All of the data should be copied exactly, with the pictures left out.

Task input Start Marker

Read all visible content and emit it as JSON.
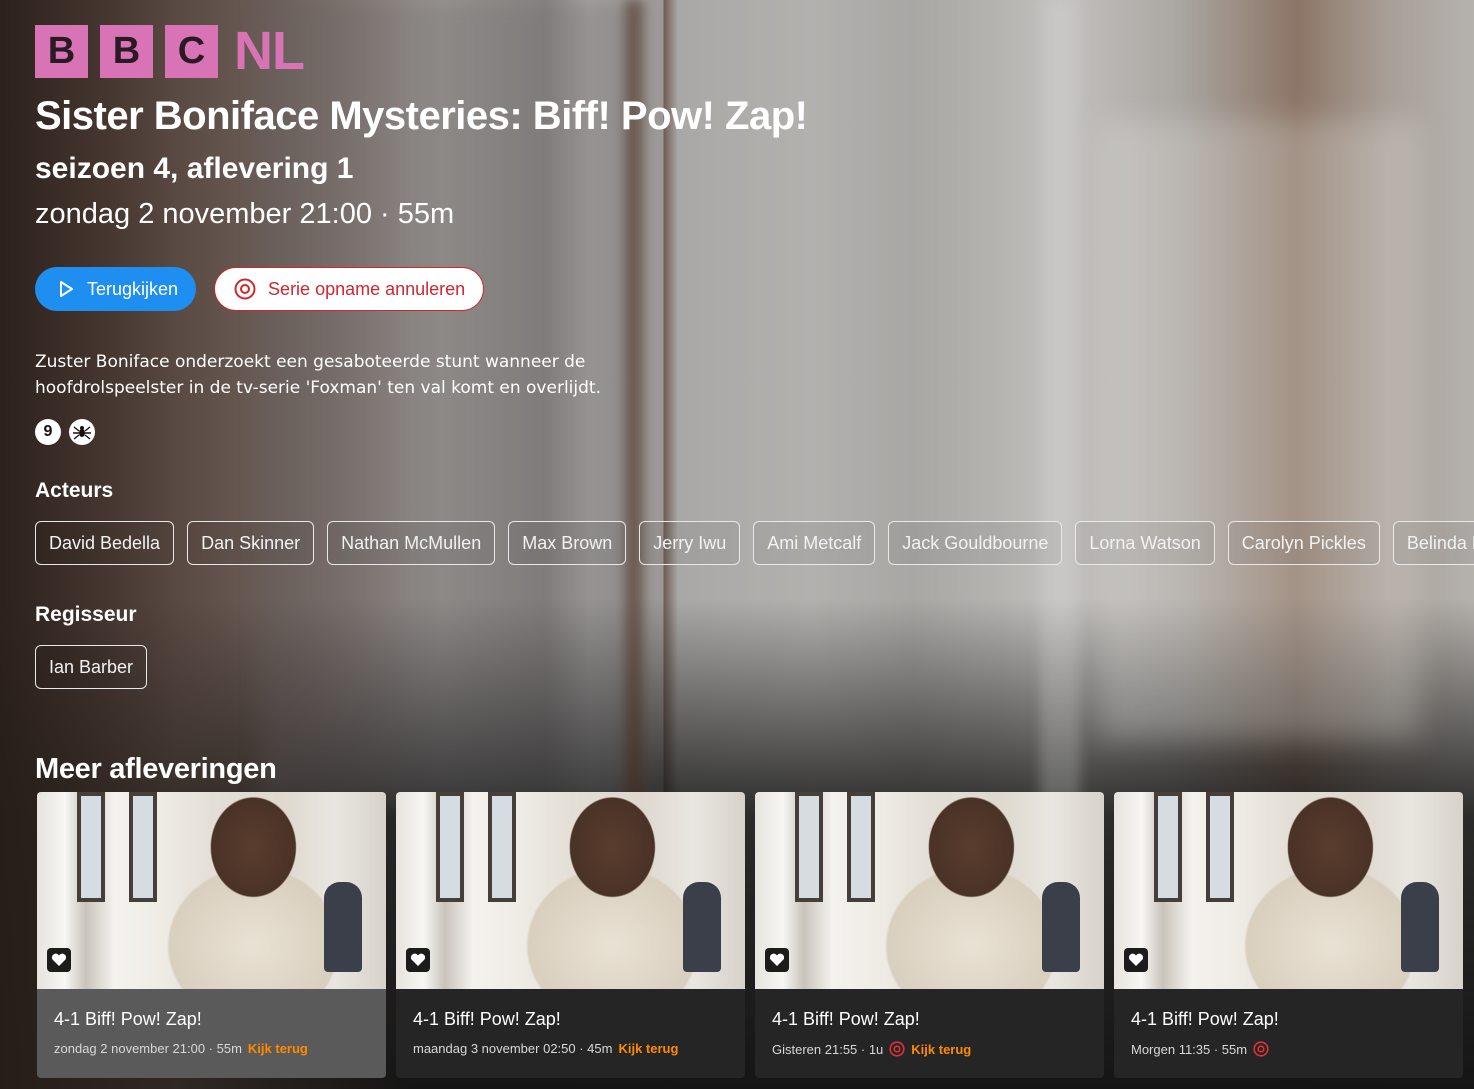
{
  "logo": {
    "letters": [
      "B",
      "B",
      "C"
    ],
    "suffix": "NL",
    "color": "#d873b6"
  },
  "program": {
    "title": "Sister Boniface Mysteries: Biff! Pow! Zap!",
    "subtitle": "seizoen 4, aflevering 1",
    "datetime": "zondag 2 november 21:00 · 55m",
    "description": "Zuster Boniface onderzoekt een gesaboteerde stunt wanneer de hoofdrolspeelster in de tv-serie 'Foxman' ten val komt en overlijdt.",
    "age_rating": "9",
    "content_icon": "spider-icon"
  },
  "buttons": {
    "watch_label": "Terugkijken",
    "cancel_label": "Serie opname annuleren"
  },
  "actors": {
    "heading": "Acteurs",
    "names": [
      "David Bedella",
      "Dan Skinner",
      "Nathan McMullen",
      "Max Brown",
      "Jerry Iwu",
      "Ami Metcalf",
      "Jack Gouldbourne",
      "Lorna Watson",
      "Carolyn Pickles",
      "Belinda La"
    ]
  },
  "director": {
    "heading": "Regisseur",
    "names": [
      "Ian Barber"
    ]
  },
  "more": {
    "heading": "Meer afleveringen",
    "episodes": [
      {
        "title": "4-1 Biff! Pow! Zap!",
        "meta": "zondag 2 november 21:00 · 55m",
        "status": "Kijk terug",
        "record": false
      },
      {
        "title": "4-1 Biff! Pow! Zap!",
        "meta": "maandag 3 november 02:50 · 45m",
        "status": "Kijk terug",
        "record": false
      },
      {
        "title": "4-1 Biff! Pow! Zap!",
        "meta": "Gisteren 21:55 · 1u",
        "status": "Kijk terug",
        "record": true
      },
      {
        "title": "4-1 Biff! Pow! Zap!",
        "meta": "Morgen 11:35 · 55m",
        "status": "",
        "record": true
      }
    ]
  },
  "colors": {
    "accent_blue": "#1e8ef0",
    "record_red": "#d0262e",
    "kijk_terug": "#ff8a00"
  }
}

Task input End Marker

■ **Answer**:
Read all visible content and emit it as JSON.
{
  "logo": {
    "letters": [
      "B",
      "B",
      "C"
    ],
    "suffix": "NL",
    "color": "#d873b6"
  },
  "program": {
    "title": "Sister Boniface Mysteries: Biff! Pow! Zap!",
    "subtitle": "seizoen 4, aflevering 1",
    "datetime": "zondag 2 november 21:00 · 55m",
    "description": "Zuster Boniface onderzoekt een gesaboteerde stunt wanneer de hoofdrolspeelster in de tv-serie 'Foxman' ten val komt en overlijdt.",
    "age_rating": "9",
    "content_icon": "spider-icon"
  },
  "buttons": {
    "watch_label": "Terugkijken",
    "cancel_label": "Serie opname annuleren"
  },
  "actors": {
    "heading": "Acteurs",
    "names": [
      "David Bedella",
      "Dan Skinner",
      "Nathan McMullen",
      "Max Brown",
      "Jerry Iwu",
      "Ami Metcalf",
      "Jack Gouldbourne",
      "Lorna Watson",
      "Carolyn Pickles",
      "Belinda La"
    ]
  },
  "director": {
    "heading": "Regisseur",
    "names": [
      "Ian Barber"
    ]
  },
  "more": {
    "heading": "Meer afleveringen",
    "episodes": [
      {
        "title": "4-1 Biff! Pow! Zap!",
        "meta": "zondag 2 november 21:00 · 55m",
        "status": "Kijk terug",
        "record": false
      },
      {
        "title": "4-1 Biff! Pow! Zap!",
        "meta": "maandag 3 november 02:50 · 45m",
        "status": "Kijk terug",
        "record": false
      },
      {
        "title": "4-1 Biff! Pow! Zap!",
        "meta": "Gisteren 21:55 · 1u",
        "status": "Kijk terug",
        "record": true
      },
      {
        "title": "4-1 Biff! Pow! Zap!",
        "meta": "Morgen 11:35 · 55m",
        "status": "",
        "record": true
      }
    ]
  },
  "colors": {
    "accent_blue": "#1e8ef0",
    "record_red": "#d0262e",
    "kijk_terug": "#ff8a00"
  }
}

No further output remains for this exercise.